___ Entries shown

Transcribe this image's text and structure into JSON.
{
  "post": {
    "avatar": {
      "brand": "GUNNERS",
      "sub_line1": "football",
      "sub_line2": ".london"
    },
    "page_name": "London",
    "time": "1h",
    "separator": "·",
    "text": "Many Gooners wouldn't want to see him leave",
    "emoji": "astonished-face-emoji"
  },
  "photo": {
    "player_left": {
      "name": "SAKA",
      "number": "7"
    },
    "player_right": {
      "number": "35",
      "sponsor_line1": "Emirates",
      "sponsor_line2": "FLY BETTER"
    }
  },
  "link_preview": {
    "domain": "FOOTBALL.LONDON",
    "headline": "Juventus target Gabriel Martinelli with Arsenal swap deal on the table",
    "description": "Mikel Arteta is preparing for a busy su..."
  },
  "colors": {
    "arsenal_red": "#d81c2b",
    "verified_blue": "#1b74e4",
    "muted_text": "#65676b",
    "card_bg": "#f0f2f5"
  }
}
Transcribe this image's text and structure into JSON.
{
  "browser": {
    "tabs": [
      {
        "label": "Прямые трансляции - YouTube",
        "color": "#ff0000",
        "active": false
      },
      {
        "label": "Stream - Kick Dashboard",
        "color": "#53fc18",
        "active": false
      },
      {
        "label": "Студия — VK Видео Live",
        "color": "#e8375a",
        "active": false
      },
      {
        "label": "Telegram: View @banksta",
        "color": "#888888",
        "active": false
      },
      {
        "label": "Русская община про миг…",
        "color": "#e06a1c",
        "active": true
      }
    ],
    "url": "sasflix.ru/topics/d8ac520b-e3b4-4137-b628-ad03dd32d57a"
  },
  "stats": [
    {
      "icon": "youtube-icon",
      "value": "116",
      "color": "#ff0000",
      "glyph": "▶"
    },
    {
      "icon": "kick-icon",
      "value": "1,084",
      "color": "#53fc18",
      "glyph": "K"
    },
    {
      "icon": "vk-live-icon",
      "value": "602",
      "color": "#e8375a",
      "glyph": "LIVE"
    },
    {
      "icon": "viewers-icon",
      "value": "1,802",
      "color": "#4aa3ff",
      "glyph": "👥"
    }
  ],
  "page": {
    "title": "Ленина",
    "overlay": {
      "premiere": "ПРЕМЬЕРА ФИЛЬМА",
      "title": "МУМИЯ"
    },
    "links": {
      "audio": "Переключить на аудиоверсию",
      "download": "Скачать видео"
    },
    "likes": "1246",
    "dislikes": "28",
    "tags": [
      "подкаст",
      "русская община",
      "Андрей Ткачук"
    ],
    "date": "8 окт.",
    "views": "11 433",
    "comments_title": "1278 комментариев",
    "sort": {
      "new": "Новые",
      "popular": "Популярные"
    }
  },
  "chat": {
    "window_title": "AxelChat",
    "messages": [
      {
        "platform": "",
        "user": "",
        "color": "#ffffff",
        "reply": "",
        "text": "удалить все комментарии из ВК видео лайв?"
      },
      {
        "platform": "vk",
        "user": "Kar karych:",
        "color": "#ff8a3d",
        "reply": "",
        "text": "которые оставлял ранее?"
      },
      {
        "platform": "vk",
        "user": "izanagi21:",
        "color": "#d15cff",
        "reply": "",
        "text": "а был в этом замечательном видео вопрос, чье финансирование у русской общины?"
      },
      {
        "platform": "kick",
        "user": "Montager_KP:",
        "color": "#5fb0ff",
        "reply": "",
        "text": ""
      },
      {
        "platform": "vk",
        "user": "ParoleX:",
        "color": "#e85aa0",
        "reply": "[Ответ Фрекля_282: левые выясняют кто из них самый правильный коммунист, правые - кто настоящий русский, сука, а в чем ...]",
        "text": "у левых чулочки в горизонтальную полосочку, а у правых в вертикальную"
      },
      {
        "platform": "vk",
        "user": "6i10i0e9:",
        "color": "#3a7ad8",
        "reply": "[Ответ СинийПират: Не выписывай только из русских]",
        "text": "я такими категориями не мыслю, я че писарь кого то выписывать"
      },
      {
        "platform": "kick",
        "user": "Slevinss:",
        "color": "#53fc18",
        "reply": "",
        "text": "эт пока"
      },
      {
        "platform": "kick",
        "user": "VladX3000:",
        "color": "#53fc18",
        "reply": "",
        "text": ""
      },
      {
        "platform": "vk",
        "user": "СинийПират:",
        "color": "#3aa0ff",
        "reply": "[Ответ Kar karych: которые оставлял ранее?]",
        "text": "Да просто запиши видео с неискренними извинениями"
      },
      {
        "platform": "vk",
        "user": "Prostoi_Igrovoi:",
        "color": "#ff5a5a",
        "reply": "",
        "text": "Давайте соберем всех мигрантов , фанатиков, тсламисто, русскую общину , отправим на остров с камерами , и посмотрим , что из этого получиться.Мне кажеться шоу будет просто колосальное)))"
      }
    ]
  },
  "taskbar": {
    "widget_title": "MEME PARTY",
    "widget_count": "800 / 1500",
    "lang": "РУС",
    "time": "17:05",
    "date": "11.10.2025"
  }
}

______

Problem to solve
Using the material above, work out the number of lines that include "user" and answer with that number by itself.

Task result
10